The puerperium is the period of adjustment after childbirth during which the mother’s reproductive system returns to its normal prepregnant state. It generally lasts six to eight weeks and is characterized by numerous physiological, hormonal and psychological changes


Lochia is the genital tract discharge after birth. It is composed of blood, decidual fragments, cervical mucus, vaginal transudate and bacteria.

The lochia changes colour and consistency during puerperium:

  • Lochia rubra (red): consists mainly of blood and decidua. It lasts for 5 days.
  • Lochia serosa (pale): due to relative decrease in RBCs and predominance of leukocytes. It lasts for 5 days.
  • Lochia alba (white): consists mainly of leukocytes and mucus. It lasts for 5 days.

The lochia should gradually decrease in quantity. However, if you notice that the quantity increases or that the lochia has offensive smell, you need to inform your doctor.


The uterus increases markedly in size and weight during pregnancy (approximately 10 times the non-pregnant weight, reaching a crude weight of 1000 g) but involutes rapidly after delivery to the non-pregnant weight of 50–100g. Myometrial contractions, or afterpains, assist in uterine involution. These contractions occur during the first 2–3 days of the puerperium and produce more discomfort in multiparas than in primiparas. Such pains are accentuated during nursing as a result of oxytocin release from the posterior pituitary.

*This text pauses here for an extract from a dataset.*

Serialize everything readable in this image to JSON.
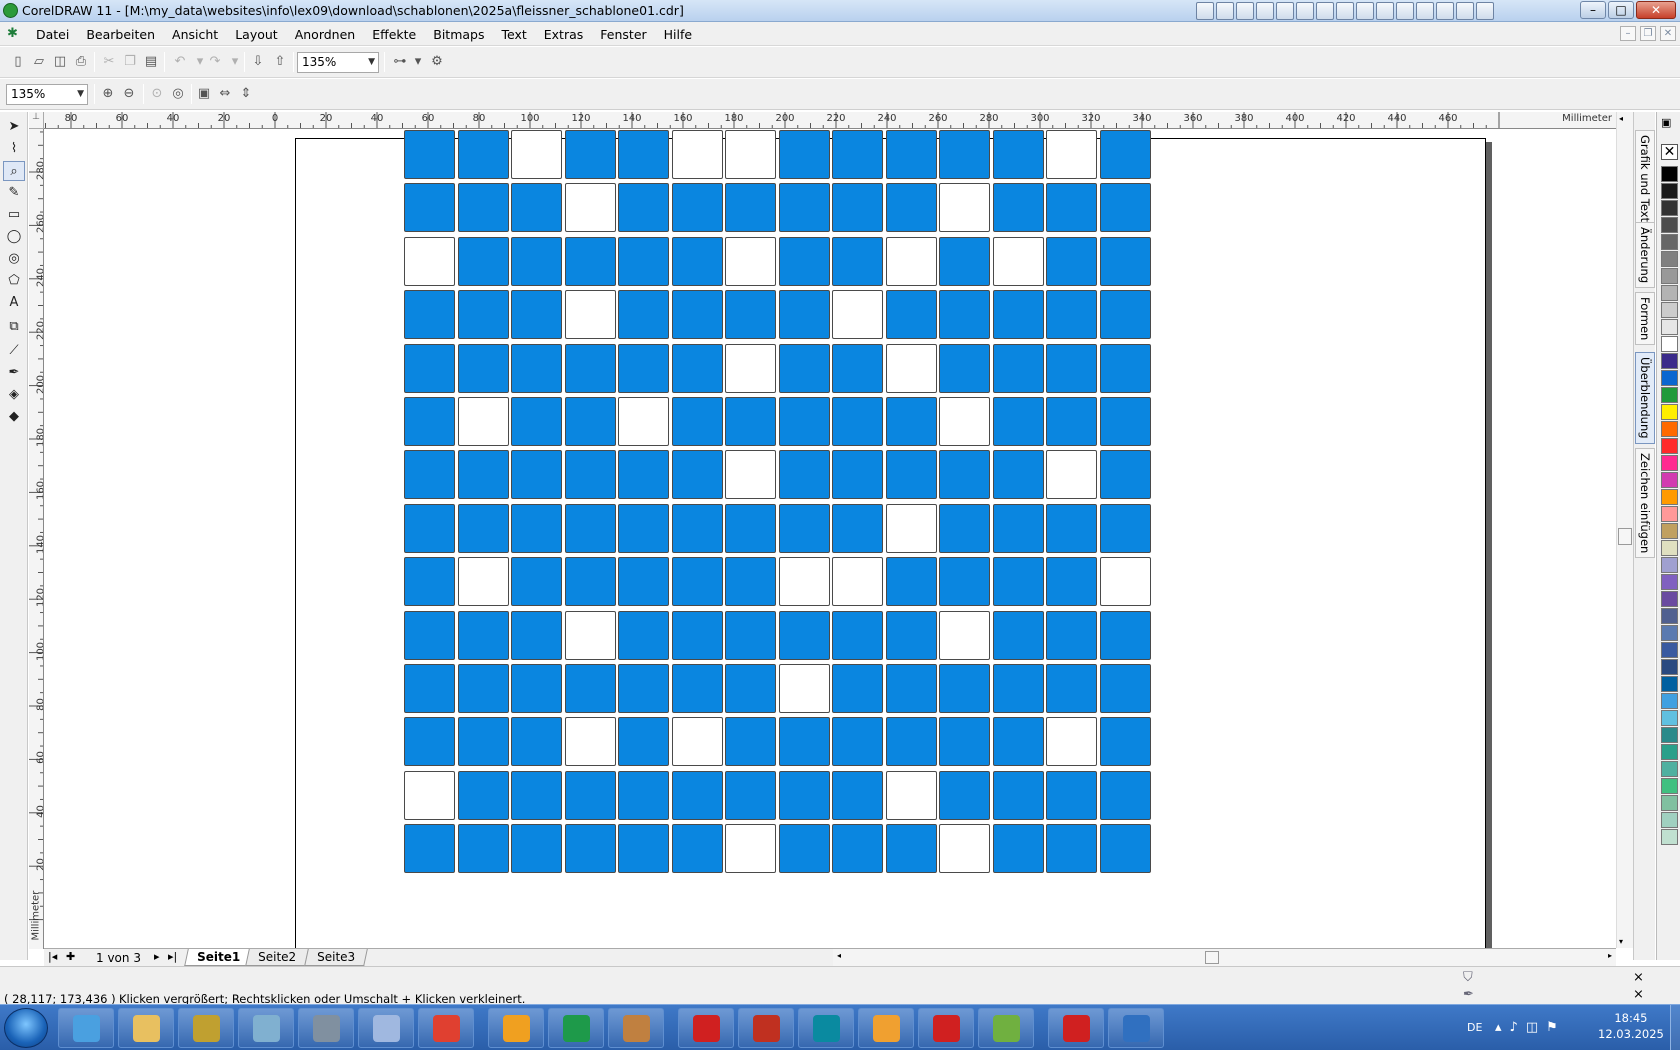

During the first 12 hours postpartum, uterine contractions are regular, strong, and coordinated. The intensity, frequency, and regularity of contractions decrease after the first postpartum day as involutional changes proceed. Uterine involution is nearly complete by 6 weeks, at which time the organ weighs less than 100 g. The increase in the amount of connective tissue, elastin in the myometrium and blood vessels, and the increase in numbers of cells are permanent to some degree, so the uterus is slightly larger after pregnancy.


Pregnancy, labour and a vaginal delivery can stretch or injure your pelvic floor muscles, which support the uterus, bladder and rectum. This might cause you to leak a few drops of urine while sneezing, laughing or coughing. These problems usually improve within weeks but might persist long term.

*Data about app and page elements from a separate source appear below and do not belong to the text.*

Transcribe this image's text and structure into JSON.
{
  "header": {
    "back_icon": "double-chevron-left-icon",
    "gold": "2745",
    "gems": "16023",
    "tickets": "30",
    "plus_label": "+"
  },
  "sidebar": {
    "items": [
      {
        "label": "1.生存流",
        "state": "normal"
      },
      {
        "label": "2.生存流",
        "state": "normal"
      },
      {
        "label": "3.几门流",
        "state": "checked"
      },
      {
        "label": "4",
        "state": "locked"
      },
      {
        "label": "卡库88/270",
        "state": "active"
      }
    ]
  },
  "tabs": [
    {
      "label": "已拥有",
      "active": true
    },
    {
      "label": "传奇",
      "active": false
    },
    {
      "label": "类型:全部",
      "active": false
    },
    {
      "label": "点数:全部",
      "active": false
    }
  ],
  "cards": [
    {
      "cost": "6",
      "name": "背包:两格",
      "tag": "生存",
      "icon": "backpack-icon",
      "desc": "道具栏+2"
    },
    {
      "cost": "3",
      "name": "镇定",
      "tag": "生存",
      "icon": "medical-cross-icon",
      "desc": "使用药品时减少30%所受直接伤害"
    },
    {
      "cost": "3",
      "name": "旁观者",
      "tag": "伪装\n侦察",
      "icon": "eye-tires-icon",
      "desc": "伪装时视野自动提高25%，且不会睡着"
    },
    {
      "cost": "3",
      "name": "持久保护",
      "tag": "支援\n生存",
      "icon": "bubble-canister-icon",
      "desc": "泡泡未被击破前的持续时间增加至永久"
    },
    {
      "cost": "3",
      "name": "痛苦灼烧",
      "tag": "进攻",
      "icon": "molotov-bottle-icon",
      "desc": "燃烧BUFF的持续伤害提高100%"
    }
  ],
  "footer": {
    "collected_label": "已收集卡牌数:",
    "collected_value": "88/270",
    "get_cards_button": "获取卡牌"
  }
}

In the meantime, wear sanitary pads and do pelvic floor muscle exercises (Kegels) to help tone your pelvic floor muscles and control your bladder. To do Kegels, imagine you are sitting on a marble and tighten your pelvic muscles as if you’re lifting the marble. Try it for three seconds at a time, and then relax for a count of three. Work up to doing the exercise 10 to 15 times in a row, at least three times a day.

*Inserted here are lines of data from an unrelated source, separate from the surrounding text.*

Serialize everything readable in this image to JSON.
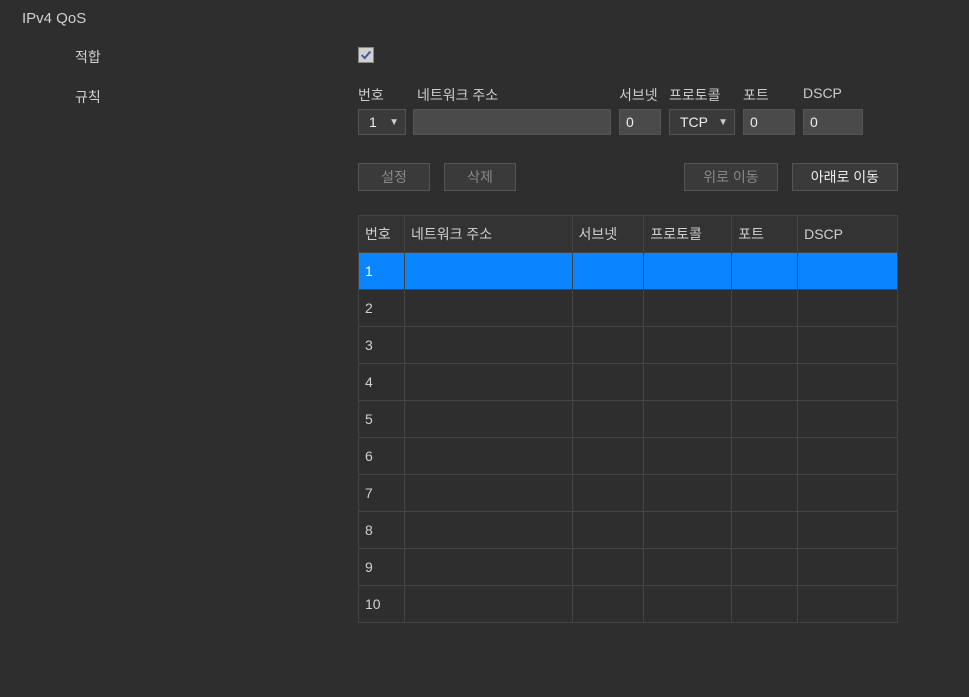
{
  "title": "IPv4 QoS",
  "labels": {
    "apply": "적합",
    "rules": "규칙"
  },
  "checkbox": {
    "apply_checked": true
  },
  "field_headers": {
    "num": "번호",
    "addr": "네트워크 주소",
    "subnet": "서브넷",
    "proto": "프로토콜",
    "port": "포트",
    "dscp": "DSCP"
  },
  "inputs": {
    "num_selected": "1",
    "addr_value": "",
    "subnet_value": "0",
    "proto_selected": "TCP",
    "port_value": "0",
    "dscp_value": "0"
  },
  "buttons": {
    "set": "설정",
    "delete": "삭제",
    "move_up": "위로 이동",
    "move_down": "아래로 이동"
  },
  "table": {
    "headers": {
      "num": "번호",
      "addr": "네트워크 주소",
      "subnet": "서브넷",
      "proto": "프로토콜",
      "port": "포트",
      "dscp": "DSCP"
    },
    "rows": [
      {
        "num": "1",
        "addr": "",
        "subnet": "",
        "proto": "",
        "port": "",
        "dscp": "",
        "selected": true
      },
      {
        "num": "2",
        "addr": "",
        "subnet": "",
        "proto": "",
        "port": "",
        "dscp": "",
        "selected": false
      },
      {
        "num": "3",
        "addr": "",
        "subnet": "",
        "proto": "",
        "port": "",
        "dscp": "",
        "selected": false
      },
      {
        "num": "4",
        "addr": "",
        "subnet": "",
        "proto": "",
        "port": "",
        "dscp": "",
        "selected": false
      },
      {
        "num": "5",
        "addr": "",
        "subnet": "",
        "proto": "",
        "port": "",
        "dscp": "",
        "selected": false
      },
      {
        "num": "6",
        "addr": "",
        "subnet": "",
        "proto": "",
        "port": "",
        "dscp": "",
        "selected": false
      },
      {
        "num": "7",
        "addr": "",
        "subnet": "",
        "proto": "",
        "port": "",
        "dscp": "",
        "selected": false
      },
      {
        "num": "8",
        "addr": "",
        "subnet": "",
        "proto": "",
        "port": "",
        "dscp": "",
        "selected": false
      },
      {
        "num": "9",
        "addr": "",
        "subnet": "",
        "proto": "",
        "port": "",
        "dscp": "",
        "selected": false
      },
      {
        "num": "10",
        "addr": "",
        "subnet": "",
        "proto": "",
        "port": "",
        "dscp": "",
        "selected": false
      }
    ]
  }
}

Weight loss

After you give birth, you might look like you’re still pregnant. This is normal. Most women lose 13 pounds (6 kilograms) during birth, including the weight of the baby, placenta and amniotic fluid. In the days after delivery, you’ll lose additional weight from leftover fluids. After that, a healthy diet and regular exercise can help you gradually return to your pre-pregnancy weight.

Mood changes

Childbirth triggers many powerful emotions. Many new mothers experience a period of feeling down or anxious, sometimes called the baby blues that appear usually 3-4 days after birth and regress within 2-3 weeks. Symptoms include mood swings, crying spells, anxiety and difficulty sleeping. The baby blues typically subside within two weeks. In the meantime, take good care of yourself. Share your feelings, and ask your partner, loved ones or friends for help.

If you experience severe mood swings, loss of appetite, overwhelming fatigue and lack of joy in life after childbirth, you might have postpartum depression.

Approximately 50–85% of postpartum women will experience the “blues” for a few days. Between 10% and 20% may experience postpartum depression, with a higher risk among those women with a history of clinical depression. Early detection and adequate treatment is required. Contact your health care provider if you think you might be depressed, especially if your symptoms don’t fade on their own, you have trouble caring for your baby or completing daily tasks, or you have thoughts of harming yourself or your baby.

The postpartum check-up

The postpartum care is an ongoing process rather than just a single visit after your delivery. It is important to contact your health care provider if there is any concern at any stage after the delivery of your baby.

During the routine postnatal appointment that usually takes place 40 days after delivery, your doctor will check your mood and emotional well-being, discuss contraception and birth spacing, review information about infant care and feeding, talk about your sleep habits and issues related to fatigue, and do a physical exam. This might include a check of your abdomen, vagina, cervix and uterus to make sure you’re healing well. This is a great time to talk about any concerns you might have, including resuming sexual activity and how you’re adjusting to life with a new baby.